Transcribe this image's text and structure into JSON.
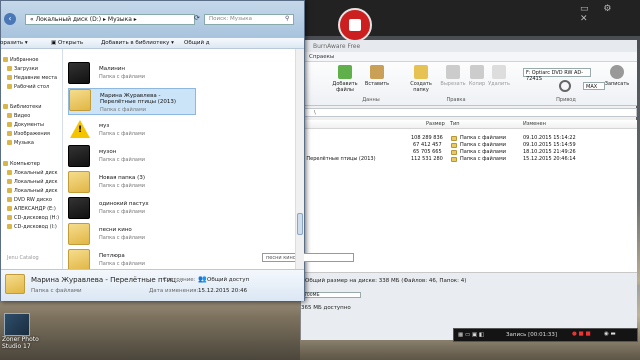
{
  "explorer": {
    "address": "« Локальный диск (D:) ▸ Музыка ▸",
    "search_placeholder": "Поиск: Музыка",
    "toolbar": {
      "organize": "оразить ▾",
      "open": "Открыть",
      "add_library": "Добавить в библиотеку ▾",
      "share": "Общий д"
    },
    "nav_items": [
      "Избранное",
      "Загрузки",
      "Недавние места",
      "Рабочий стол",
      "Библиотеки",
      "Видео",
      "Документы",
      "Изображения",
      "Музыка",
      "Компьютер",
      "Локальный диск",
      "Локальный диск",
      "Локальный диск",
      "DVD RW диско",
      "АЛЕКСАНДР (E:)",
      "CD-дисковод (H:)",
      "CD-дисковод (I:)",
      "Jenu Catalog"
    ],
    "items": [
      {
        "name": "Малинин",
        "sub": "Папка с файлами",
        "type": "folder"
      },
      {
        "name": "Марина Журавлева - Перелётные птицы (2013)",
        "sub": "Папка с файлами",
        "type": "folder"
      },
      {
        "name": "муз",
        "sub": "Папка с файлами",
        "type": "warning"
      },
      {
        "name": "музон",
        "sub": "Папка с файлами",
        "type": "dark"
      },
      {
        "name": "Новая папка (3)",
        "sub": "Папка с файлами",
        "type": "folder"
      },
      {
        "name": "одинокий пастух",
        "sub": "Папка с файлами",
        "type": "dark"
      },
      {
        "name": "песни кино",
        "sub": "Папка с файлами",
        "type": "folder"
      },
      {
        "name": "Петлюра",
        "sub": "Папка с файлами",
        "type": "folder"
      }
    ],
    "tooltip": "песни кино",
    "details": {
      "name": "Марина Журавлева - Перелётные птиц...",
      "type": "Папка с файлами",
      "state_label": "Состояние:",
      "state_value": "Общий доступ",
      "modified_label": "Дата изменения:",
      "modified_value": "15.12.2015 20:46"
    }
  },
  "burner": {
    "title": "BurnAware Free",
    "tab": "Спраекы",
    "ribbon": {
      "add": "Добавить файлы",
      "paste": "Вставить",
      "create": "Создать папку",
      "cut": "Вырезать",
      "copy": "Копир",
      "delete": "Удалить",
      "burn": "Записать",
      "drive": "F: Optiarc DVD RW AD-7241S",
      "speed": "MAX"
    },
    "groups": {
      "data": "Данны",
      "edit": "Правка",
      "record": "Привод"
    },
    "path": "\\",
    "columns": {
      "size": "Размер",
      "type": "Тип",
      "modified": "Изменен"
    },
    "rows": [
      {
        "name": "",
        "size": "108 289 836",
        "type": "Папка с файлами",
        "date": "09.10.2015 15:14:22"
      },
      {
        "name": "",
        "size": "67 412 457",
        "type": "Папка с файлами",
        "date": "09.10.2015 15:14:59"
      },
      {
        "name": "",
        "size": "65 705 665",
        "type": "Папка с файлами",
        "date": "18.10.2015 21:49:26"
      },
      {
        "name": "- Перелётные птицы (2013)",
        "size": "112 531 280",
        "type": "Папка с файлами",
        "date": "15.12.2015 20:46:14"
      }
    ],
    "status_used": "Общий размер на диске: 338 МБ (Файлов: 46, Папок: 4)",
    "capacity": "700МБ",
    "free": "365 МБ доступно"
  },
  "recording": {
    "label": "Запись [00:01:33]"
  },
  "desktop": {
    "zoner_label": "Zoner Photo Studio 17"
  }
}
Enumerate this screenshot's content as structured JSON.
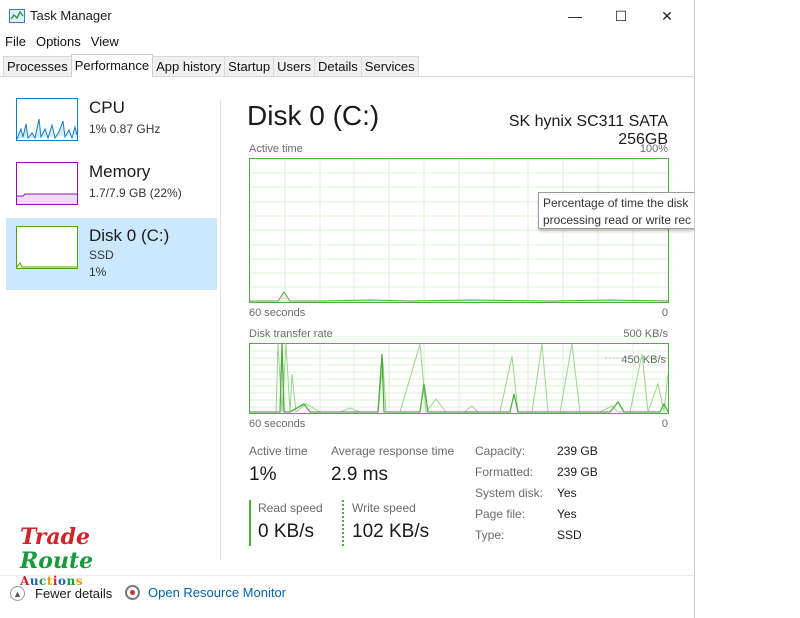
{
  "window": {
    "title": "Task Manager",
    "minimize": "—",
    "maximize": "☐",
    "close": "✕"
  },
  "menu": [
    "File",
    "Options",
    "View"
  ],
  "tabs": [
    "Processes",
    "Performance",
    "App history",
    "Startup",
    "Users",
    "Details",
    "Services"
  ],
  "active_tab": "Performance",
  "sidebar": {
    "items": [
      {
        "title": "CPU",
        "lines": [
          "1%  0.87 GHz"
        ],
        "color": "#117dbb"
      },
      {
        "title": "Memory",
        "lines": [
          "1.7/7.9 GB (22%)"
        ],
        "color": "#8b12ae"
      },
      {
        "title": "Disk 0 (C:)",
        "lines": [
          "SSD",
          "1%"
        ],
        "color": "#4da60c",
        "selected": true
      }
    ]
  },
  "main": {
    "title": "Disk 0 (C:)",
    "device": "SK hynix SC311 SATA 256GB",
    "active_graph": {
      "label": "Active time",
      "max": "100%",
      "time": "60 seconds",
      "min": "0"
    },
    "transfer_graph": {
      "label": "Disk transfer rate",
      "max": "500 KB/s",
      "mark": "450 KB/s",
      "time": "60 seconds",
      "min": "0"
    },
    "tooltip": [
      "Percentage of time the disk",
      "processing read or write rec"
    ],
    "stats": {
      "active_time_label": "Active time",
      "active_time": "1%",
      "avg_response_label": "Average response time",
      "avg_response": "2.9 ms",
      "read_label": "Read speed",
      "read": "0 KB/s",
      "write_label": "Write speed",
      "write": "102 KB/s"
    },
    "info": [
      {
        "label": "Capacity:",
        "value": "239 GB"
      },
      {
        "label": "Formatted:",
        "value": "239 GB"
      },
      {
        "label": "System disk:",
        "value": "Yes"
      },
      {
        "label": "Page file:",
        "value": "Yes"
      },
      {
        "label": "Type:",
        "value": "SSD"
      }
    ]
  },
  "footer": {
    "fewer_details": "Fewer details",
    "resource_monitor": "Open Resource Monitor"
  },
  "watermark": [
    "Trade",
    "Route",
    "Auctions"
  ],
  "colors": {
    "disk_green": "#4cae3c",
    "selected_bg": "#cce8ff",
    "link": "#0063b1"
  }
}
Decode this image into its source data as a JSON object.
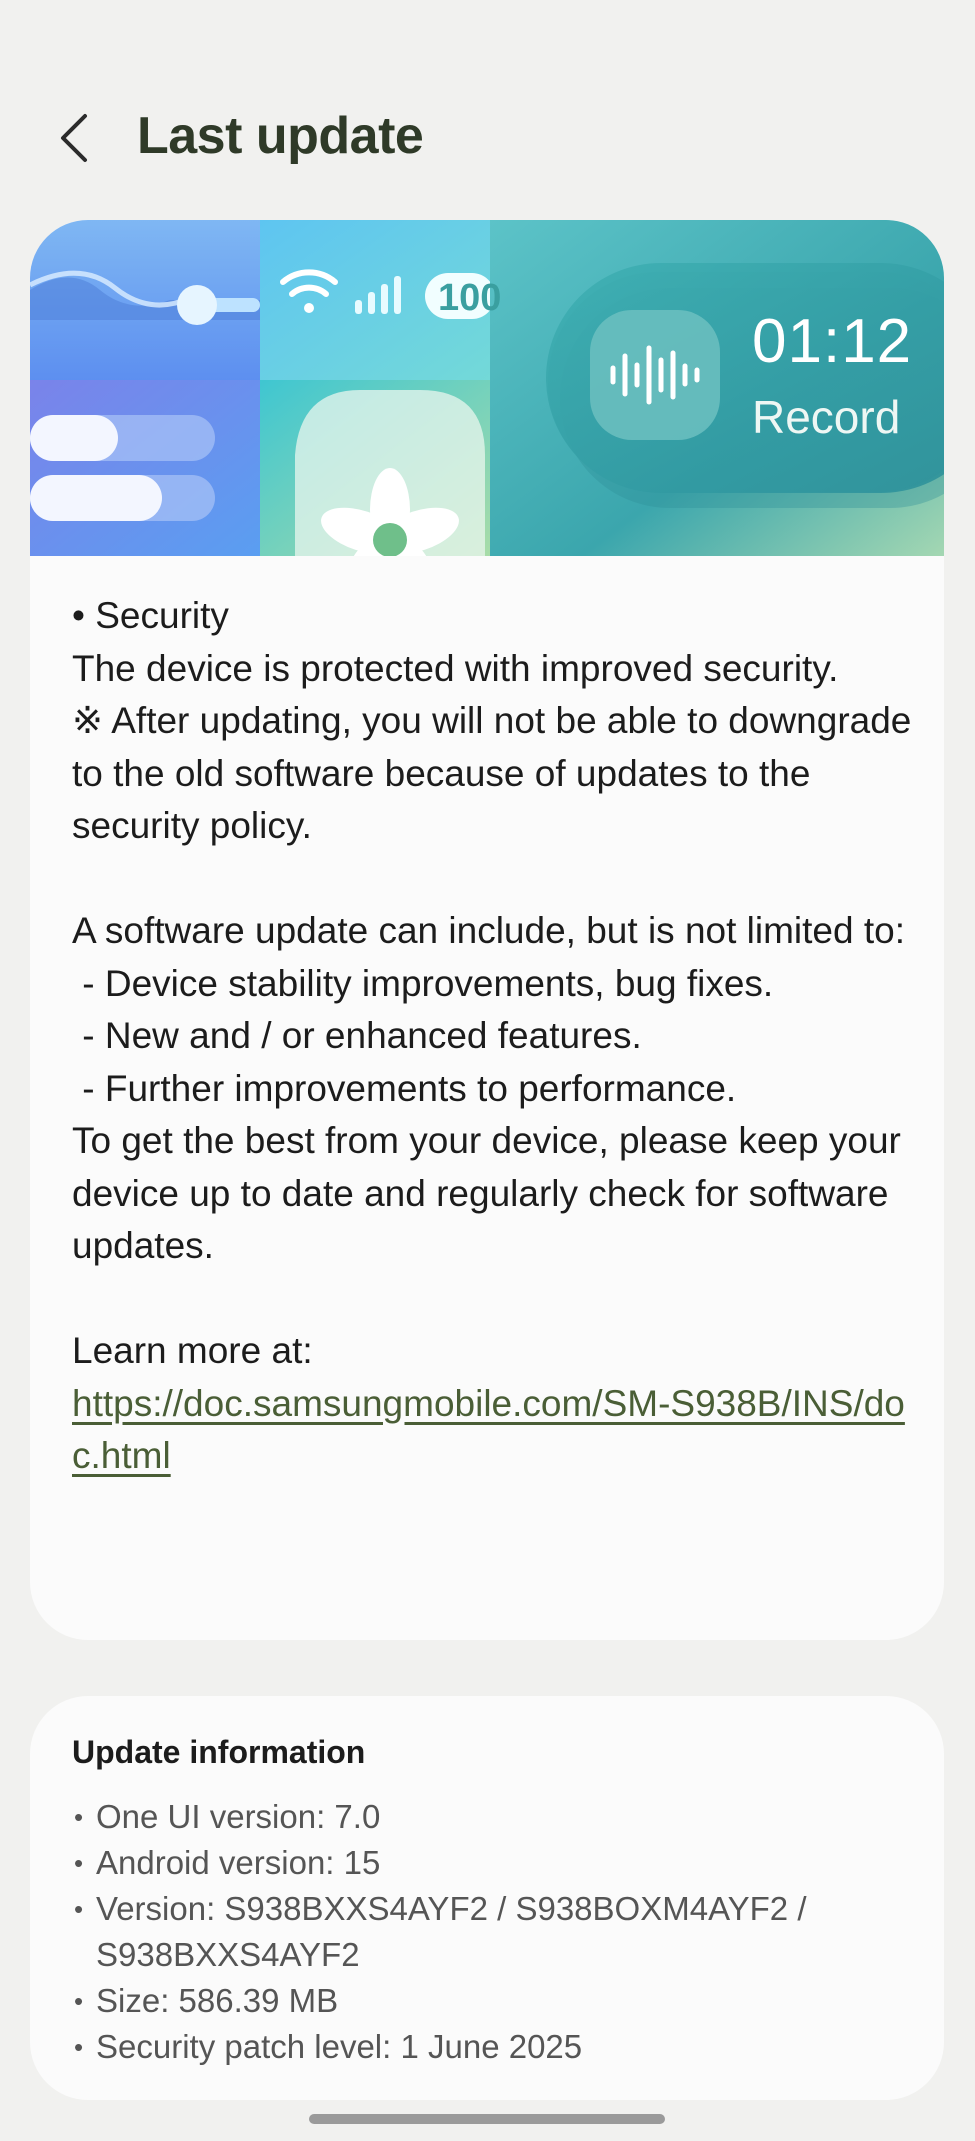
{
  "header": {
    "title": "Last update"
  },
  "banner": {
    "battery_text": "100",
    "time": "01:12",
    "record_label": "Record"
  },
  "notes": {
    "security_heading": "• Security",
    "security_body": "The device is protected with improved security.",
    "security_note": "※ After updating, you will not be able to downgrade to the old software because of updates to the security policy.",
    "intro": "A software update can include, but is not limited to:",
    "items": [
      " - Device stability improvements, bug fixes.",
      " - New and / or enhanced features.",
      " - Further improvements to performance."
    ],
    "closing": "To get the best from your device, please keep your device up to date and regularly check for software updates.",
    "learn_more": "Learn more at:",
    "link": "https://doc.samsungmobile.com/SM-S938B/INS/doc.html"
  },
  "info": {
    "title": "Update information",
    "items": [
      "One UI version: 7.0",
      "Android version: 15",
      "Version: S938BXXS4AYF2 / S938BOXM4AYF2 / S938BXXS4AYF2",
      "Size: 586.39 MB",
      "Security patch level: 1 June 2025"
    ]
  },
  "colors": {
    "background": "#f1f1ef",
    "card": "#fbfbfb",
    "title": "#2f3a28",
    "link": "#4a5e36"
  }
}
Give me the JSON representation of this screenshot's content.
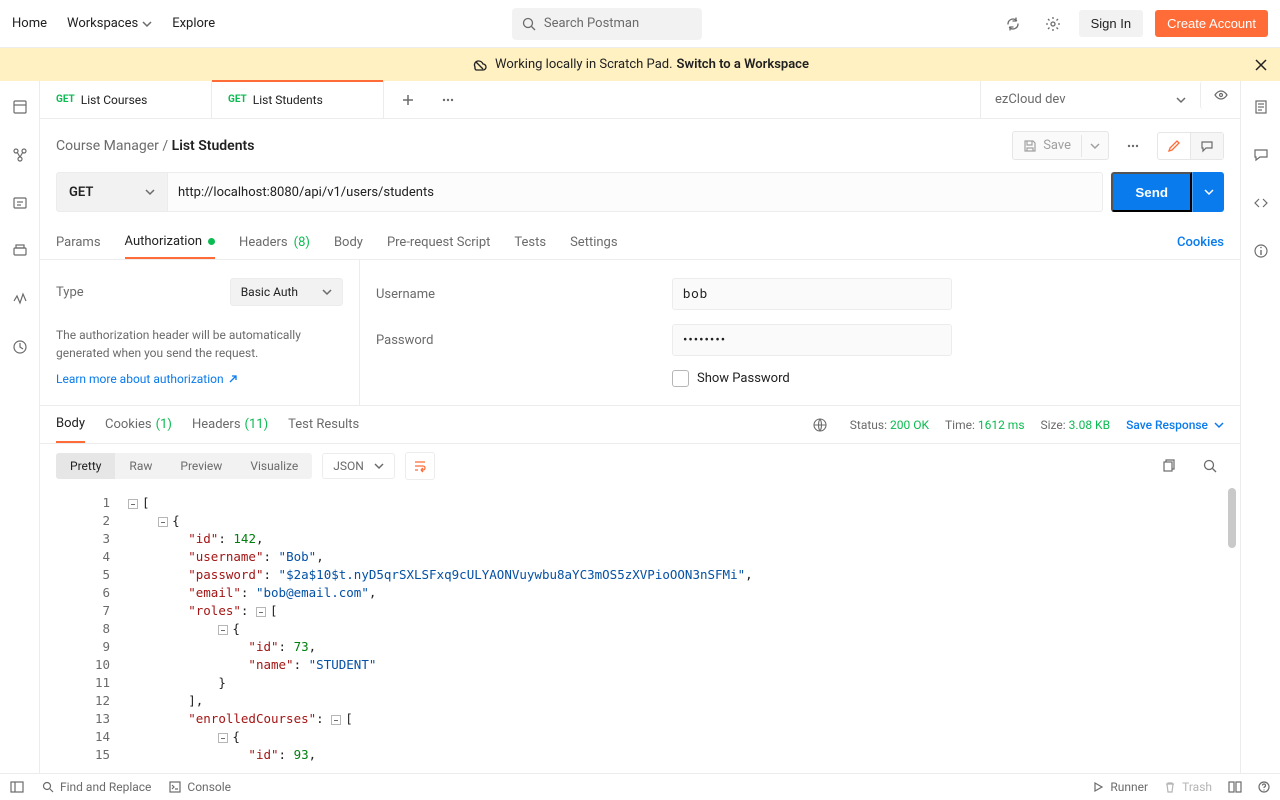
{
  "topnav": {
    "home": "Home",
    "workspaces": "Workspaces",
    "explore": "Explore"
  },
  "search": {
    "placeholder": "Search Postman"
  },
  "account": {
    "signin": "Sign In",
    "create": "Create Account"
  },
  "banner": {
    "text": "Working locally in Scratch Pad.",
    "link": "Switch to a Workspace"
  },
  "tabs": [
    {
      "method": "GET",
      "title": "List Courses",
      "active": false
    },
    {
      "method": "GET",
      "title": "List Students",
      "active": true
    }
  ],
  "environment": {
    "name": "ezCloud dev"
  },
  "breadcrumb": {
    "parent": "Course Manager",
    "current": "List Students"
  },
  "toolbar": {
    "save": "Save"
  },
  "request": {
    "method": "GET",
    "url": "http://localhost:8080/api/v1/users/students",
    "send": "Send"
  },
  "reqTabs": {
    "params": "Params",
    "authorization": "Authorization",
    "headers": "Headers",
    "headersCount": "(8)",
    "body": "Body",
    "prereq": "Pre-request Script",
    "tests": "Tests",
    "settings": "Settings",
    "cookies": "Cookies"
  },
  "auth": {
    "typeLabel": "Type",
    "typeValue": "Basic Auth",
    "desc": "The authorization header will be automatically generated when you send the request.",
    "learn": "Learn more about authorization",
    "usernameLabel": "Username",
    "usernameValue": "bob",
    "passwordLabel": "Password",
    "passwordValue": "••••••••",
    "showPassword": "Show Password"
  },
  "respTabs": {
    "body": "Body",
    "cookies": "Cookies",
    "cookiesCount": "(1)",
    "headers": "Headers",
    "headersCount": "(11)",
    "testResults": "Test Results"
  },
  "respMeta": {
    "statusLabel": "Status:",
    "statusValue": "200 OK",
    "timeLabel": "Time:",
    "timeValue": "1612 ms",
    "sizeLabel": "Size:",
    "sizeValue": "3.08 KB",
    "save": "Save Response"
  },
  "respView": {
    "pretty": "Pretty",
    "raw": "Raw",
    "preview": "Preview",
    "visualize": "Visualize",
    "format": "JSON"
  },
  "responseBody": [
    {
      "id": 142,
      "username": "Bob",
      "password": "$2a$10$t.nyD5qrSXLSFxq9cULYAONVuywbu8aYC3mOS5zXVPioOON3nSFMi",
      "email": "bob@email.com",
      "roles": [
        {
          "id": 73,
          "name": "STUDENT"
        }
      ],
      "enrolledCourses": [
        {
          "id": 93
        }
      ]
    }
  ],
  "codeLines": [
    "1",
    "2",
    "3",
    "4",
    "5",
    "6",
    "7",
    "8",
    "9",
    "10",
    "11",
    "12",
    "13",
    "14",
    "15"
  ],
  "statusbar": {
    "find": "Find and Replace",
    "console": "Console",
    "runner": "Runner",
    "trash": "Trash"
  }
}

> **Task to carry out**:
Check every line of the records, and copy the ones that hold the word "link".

> **Task response**:
    "link": "#0063b1"
    "link": "https://doc.samsungmobile.com/SM-S938B/INS/doc.html"
    "link": "#4a5e36"
    "link": "Switch to a Workspace"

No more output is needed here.